# [The problem]
In the copy, include every entry exactly but none of the images.
• • • • •
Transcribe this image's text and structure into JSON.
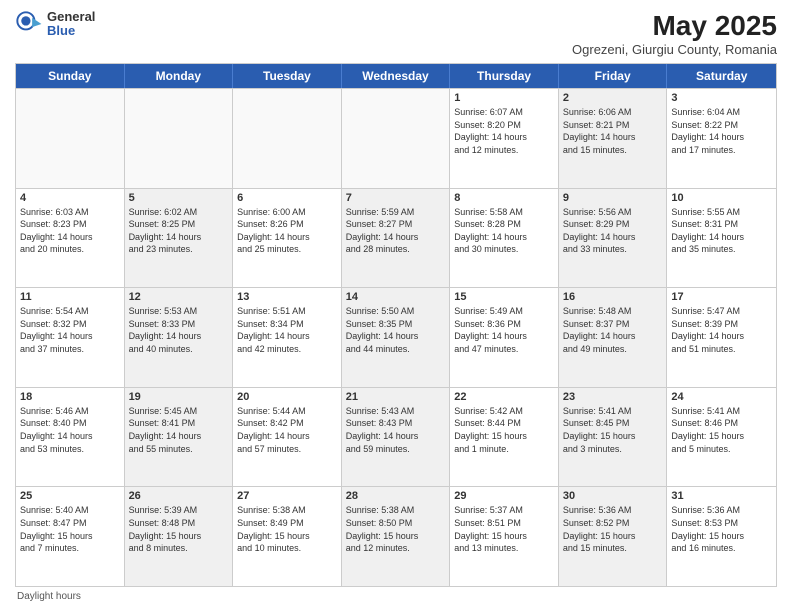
{
  "header": {
    "logo_general": "General",
    "logo_blue": "Blue",
    "month_title": "May 2025",
    "location": "Ogrezeni, Giurgiu County, Romania"
  },
  "days_of_week": [
    "Sunday",
    "Monday",
    "Tuesday",
    "Wednesday",
    "Thursday",
    "Friday",
    "Saturday"
  ],
  "rows": [
    [
      {
        "day": "",
        "info": "",
        "shaded": false,
        "empty": true
      },
      {
        "day": "",
        "info": "",
        "shaded": false,
        "empty": true
      },
      {
        "day": "",
        "info": "",
        "shaded": false,
        "empty": true
      },
      {
        "day": "",
        "info": "",
        "shaded": false,
        "empty": true
      },
      {
        "day": "1",
        "info": "Sunrise: 6:07 AM\nSunset: 8:20 PM\nDaylight: 14 hours\nand 12 minutes.",
        "shaded": false,
        "empty": false
      },
      {
        "day": "2",
        "info": "Sunrise: 6:06 AM\nSunset: 8:21 PM\nDaylight: 14 hours\nand 15 minutes.",
        "shaded": true,
        "empty": false
      },
      {
        "day": "3",
        "info": "Sunrise: 6:04 AM\nSunset: 8:22 PM\nDaylight: 14 hours\nand 17 minutes.",
        "shaded": false,
        "empty": false
      }
    ],
    [
      {
        "day": "4",
        "info": "Sunrise: 6:03 AM\nSunset: 8:23 PM\nDaylight: 14 hours\nand 20 minutes.",
        "shaded": false,
        "empty": false
      },
      {
        "day": "5",
        "info": "Sunrise: 6:02 AM\nSunset: 8:25 PM\nDaylight: 14 hours\nand 23 minutes.",
        "shaded": true,
        "empty": false
      },
      {
        "day": "6",
        "info": "Sunrise: 6:00 AM\nSunset: 8:26 PM\nDaylight: 14 hours\nand 25 minutes.",
        "shaded": false,
        "empty": false
      },
      {
        "day": "7",
        "info": "Sunrise: 5:59 AM\nSunset: 8:27 PM\nDaylight: 14 hours\nand 28 minutes.",
        "shaded": true,
        "empty": false
      },
      {
        "day": "8",
        "info": "Sunrise: 5:58 AM\nSunset: 8:28 PM\nDaylight: 14 hours\nand 30 minutes.",
        "shaded": false,
        "empty": false
      },
      {
        "day": "9",
        "info": "Sunrise: 5:56 AM\nSunset: 8:29 PM\nDaylight: 14 hours\nand 33 minutes.",
        "shaded": true,
        "empty": false
      },
      {
        "day": "10",
        "info": "Sunrise: 5:55 AM\nSunset: 8:31 PM\nDaylight: 14 hours\nand 35 minutes.",
        "shaded": false,
        "empty": false
      }
    ],
    [
      {
        "day": "11",
        "info": "Sunrise: 5:54 AM\nSunset: 8:32 PM\nDaylight: 14 hours\nand 37 minutes.",
        "shaded": false,
        "empty": false
      },
      {
        "day": "12",
        "info": "Sunrise: 5:53 AM\nSunset: 8:33 PM\nDaylight: 14 hours\nand 40 minutes.",
        "shaded": true,
        "empty": false
      },
      {
        "day": "13",
        "info": "Sunrise: 5:51 AM\nSunset: 8:34 PM\nDaylight: 14 hours\nand 42 minutes.",
        "shaded": false,
        "empty": false
      },
      {
        "day": "14",
        "info": "Sunrise: 5:50 AM\nSunset: 8:35 PM\nDaylight: 14 hours\nand 44 minutes.",
        "shaded": true,
        "empty": false
      },
      {
        "day": "15",
        "info": "Sunrise: 5:49 AM\nSunset: 8:36 PM\nDaylight: 14 hours\nand 47 minutes.",
        "shaded": false,
        "empty": false
      },
      {
        "day": "16",
        "info": "Sunrise: 5:48 AM\nSunset: 8:37 PM\nDaylight: 14 hours\nand 49 minutes.",
        "shaded": true,
        "empty": false
      },
      {
        "day": "17",
        "info": "Sunrise: 5:47 AM\nSunset: 8:39 PM\nDaylight: 14 hours\nand 51 minutes.",
        "shaded": false,
        "empty": false
      }
    ],
    [
      {
        "day": "18",
        "info": "Sunrise: 5:46 AM\nSunset: 8:40 PM\nDaylight: 14 hours\nand 53 minutes.",
        "shaded": false,
        "empty": false
      },
      {
        "day": "19",
        "info": "Sunrise: 5:45 AM\nSunset: 8:41 PM\nDaylight: 14 hours\nand 55 minutes.",
        "shaded": true,
        "empty": false
      },
      {
        "day": "20",
        "info": "Sunrise: 5:44 AM\nSunset: 8:42 PM\nDaylight: 14 hours\nand 57 minutes.",
        "shaded": false,
        "empty": false
      },
      {
        "day": "21",
        "info": "Sunrise: 5:43 AM\nSunset: 8:43 PM\nDaylight: 14 hours\nand 59 minutes.",
        "shaded": true,
        "empty": false
      },
      {
        "day": "22",
        "info": "Sunrise: 5:42 AM\nSunset: 8:44 PM\nDaylight: 15 hours\nand 1 minute.",
        "shaded": false,
        "empty": false
      },
      {
        "day": "23",
        "info": "Sunrise: 5:41 AM\nSunset: 8:45 PM\nDaylight: 15 hours\nand 3 minutes.",
        "shaded": true,
        "empty": false
      },
      {
        "day": "24",
        "info": "Sunrise: 5:41 AM\nSunset: 8:46 PM\nDaylight: 15 hours\nand 5 minutes.",
        "shaded": false,
        "empty": false
      }
    ],
    [
      {
        "day": "25",
        "info": "Sunrise: 5:40 AM\nSunset: 8:47 PM\nDaylight: 15 hours\nand 7 minutes.",
        "shaded": false,
        "empty": false
      },
      {
        "day": "26",
        "info": "Sunrise: 5:39 AM\nSunset: 8:48 PM\nDaylight: 15 hours\nand 8 minutes.",
        "shaded": true,
        "empty": false
      },
      {
        "day": "27",
        "info": "Sunrise: 5:38 AM\nSunset: 8:49 PM\nDaylight: 15 hours\nand 10 minutes.",
        "shaded": false,
        "empty": false
      },
      {
        "day": "28",
        "info": "Sunrise: 5:38 AM\nSunset: 8:50 PM\nDaylight: 15 hours\nand 12 minutes.",
        "shaded": true,
        "empty": false
      },
      {
        "day": "29",
        "info": "Sunrise: 5:37 AM\nSunset: 8:51 PM\nDaylight: 15 hours\nand 13 minutes.",
        "shaded": false,
        "empty": false
      },
      {
        "day": "30",
        "info": "Sunrise: 5:36 AM\nSunset: 8:52 PM\nDaylight: 15 hours\nand 15 minutes.",
        "shaded": true,
        "empty": false
      },
      {
        "day": "31",
        "info": "Sunrise: 5:36 AM\nSunset: 8:53 PM\nDaylight: 15 hours\nand 16 minutes.",
        "shaded": false,
        "empty": false
      }
    ]
  ],
  "footer": "Daylight hours"
}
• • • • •
# [Exercise response]
Transcribe this image's text and structure into JSON.
{
  "header": {
    "logo_general": "General",
    "logo_blue": "Blue",
    "month_title": "May 2025",
    "location": "Ogrezeni, Giurgiu County, Romania"
  },
  "days_of_week": [
    "Sunday",
    "Monday",
    "Tuesday",
    "Wednesday",
    "Thursday",
    "Friday",
    "Saturday"
  ],
  "rows": [
    [
      {
        "day": "",
        "info": "",
        "shaded": false,
        "empty": true
      },
      {
        "day": "",
        "info": "",
        "shaded": false,
        "empty": true
      },
      {
        "day": "",
        "info": "",
        "shaded": false,
        "empty": true
      },
      {
        "day": "",
        "info": "",
        "shaded": false,
        "empty": true
      },
      {
        "day": "1",
        "info": "Sunrise: 6:07 AM\nSunset: 8:20 PM\nDaylight: 14 hours\nand 12 minutes.",
        "shaded": false,
        "empty": false
      },
      {
        "day": "2",
        "info": "Sunrise: 6:06 AM\nSunset: 8:21 PM\nDaylight: 14 hours\nand 15 minutes.",
        "shaded": true,
        "empty": false
      },
      {
        "day": "3",
        "info": "Sunrise: 6:04 AM\nSunset: 8:22 PM\nDaylight: 14 hours\nand 17 minutes.",
        "shaded": false,
        "empty": false
      }
    ],
    [
      {
        "day": "4",
        "info": "Sunrise: 6:03 AM\nSunset: 8:23 PM\nDaylight: 14 hours\nand 20 minutes.",
        "shaded": false,
        "empty": false
      },
      {
        "day": "5",
        "info": "Sunrise: 6:02 AM\nSunset: 8:25 PM\nDaylight: 14 hours\nand 23 minutes.",
        "shaded": true,
        "empty": false
      },
      {
        "day": "6",
        "info": "Sunrise: 6:00 AM\nSunset: 8:26 PM\nDaylight: 14 hours\nand 25 minutes.",
        "shaded": false,
        "empty": false
      },
      {
        "day": "7",
        "info": "Sunrise: 5:59 AM\nSunset: 8:27 PM\nDaylight: 14 hours\nand 28 minutes.",
        "shaded": true,
        "empty": false
      },
      {
        "day": "8",
        "info": "Sunrise: 5:58 AM\nSunset: 8:28 PM\nDaylight: 14 hours\nand 30 minutes.",
        "shaded": false,
        "empty": false
      },
      {
        "day": "9",
        "info": "Sunrise: 5:56 AM\nSunset: 8:29 PM\nDaylight: 14 hours\nand 33 minutes.",
        "shaded": true,
        "empty": false
      },
      {
        "day": "10",
        "info": "Sunrise: 5:55 AM\nSunset: 8:31 PM\nDaylight: 14 hours\nand 35 minutes.",
        "shaded": false,
        "empty": false
      }
    ],
    [
      {
        "day": "11",
        "info": "Sunrise: 5:54 AM\nSunset: 8:32 PM\nDaylight: 14 hours\nand 37 minutes.",
        "shaded": false,
        "empty": false
      },
      {
        "day": "12",
        "info": "Sunrise: 5:53 AM\nSunset: 8:33 PM\nDaylight: 14 hours\nand 40 minutes.",
        "shaded": true,
        "empty": false
      },
      {
        "day": "13",
        "info": "Sunrise: 5:51 AM\nSunset: 8:34 PM\nDaylight: 14 hours\nand 42 minutes.",
        "shaded": false,
        "empty": false
      },
      {
        "day": "14",
        "info": "Sunrise: 5:50 AM\nSunset: 8:35 PM\nDaylight: 14 hours\nand 44 minutes.",
        "shaded": true,
        "empty": false
      },
      {
        "day": "15",
        "info": "Sunrise: 5:49 AM\nSunset: 8:36 PM\nDaylight: 14 hours\nand 47 minutes.",
        "shaded": false,
        "empty": false
      },
      {
        "day": "16",
        "info": "Sunrise: 5:48 AM\nSunset: 8:37 PM\nDaylight: 14 hours\nand 49 minutes.",
        "shaded": true,
        "empty": false
      },
      {
        "day": "17",
        "info": "Sunrise: 5:47 AM\nSunset: 8:39 PM\nDaylight: 14 hours\nand 51 minutes.",
        "shaded": false,
        "empty": false
      }
    ],
    [
      {
        "day": "18",
        "info": "Sunrise: 5:46 AM\nSunset: 8:40 PM\nDaylight: 14 hours\nand 53 minutes.",
        "shaded": false,
        "empty": false
      },
      {
        "day": "19",
        "info": "Sunrise: 5:45 AM\nSunset: 8:41 PM\nDaylight: 14 hours\nand 55 minutes.",
        "shaded": true,
        "empty": false
      },
      {
        "day": "20",
        "info": "Sunrise: 5:44 AM\nSunset: 8:42 PM\nDaylight: 14 hours\nand 57 minutes.",
        "shaded": false,
        "empty": false
      },
      {
        "day": "21",
        "info": "Sunrise: 5:43 AM\nSunset: 8:43 PM\nDaylight: 14 hours\nand 59 minutes.",
        "shaded": true,
        "empty": false
      },
      {
        "day": "22",
        "info": "Sunrise: 5:42 AM\nSunset: 8:44 PM\nDaylight: 15 hours\nand 1 minute.",
        "shaded": false,
        "empty": false
      },
      {
        "day": "23",
        "info": "Sunrise: 5:41 AM\nSunset: 8:45 PM\nDaylight: 15 hours\nand 3 minutes.",
        "shaded": true,
        "empty": false
      },
      {
        "day": "24",
        "info": "Sunrise: 5:41 AM\nSunset: 8:46 PM\nDaylight: 15 hours\nand 5 minutes.",
        "shaded": false,
        "empty": false
      }
    ],
    [
      {
        "day": "25",
        "info": "Sunrise: 5:40 AM\nSunset: 8:47 PM\nDaylight: 15 hours\nand 7 minutes.",
        "shaded": false,
        "empty": false
      },
      {
        "day": "26",
        "info": "Sunrise: 5:39 AM\nSunset: 8:48 PM\nDaylight: 15 hours\nand 8 minutes.",
        "shaded": true,
        "empty": false
      },
      {
        "day": "27",
        "info": "Sunrise: 5:38 AM\nSunset: 8:49 PM\nDaylight: 15 hours\nand 10 minutes.",
        "shaded": false,
        "empty": false
      },
      {
        "day": "28",
        "info": "Sunrise: 5:38 AM\nSunset: 8:50 PM\nDaylight: 15 hours\nand 12 minutes.",
        "shaded": true,
        "empty": false
      },
      {
        "day": "29",
        "info": "Sunrise: 5:37 AM\nSunset: 8:51 PM\nDaylight: 15 hours\nand 13 minutes.",
        "shaded": false,
        "empty": false
      },
      {
        "day": "30",
        "info": "Sunrise: 5:36 AM\nSunset: 8:52 PM\nDaylight: 15 hours\nand 15 minutes.",
        "shaded": true,
        "empty": false
      },
      {
        "day": "31",
        "info": "Sunrise: 5:36 AM\nSunset: 8:53 PM\nDaylight: 15 hours\nand 16 minutes.",
        "shaded": false,
        "empty": false
      }
    ]
  ],
  "footer": "Daylight hours"
}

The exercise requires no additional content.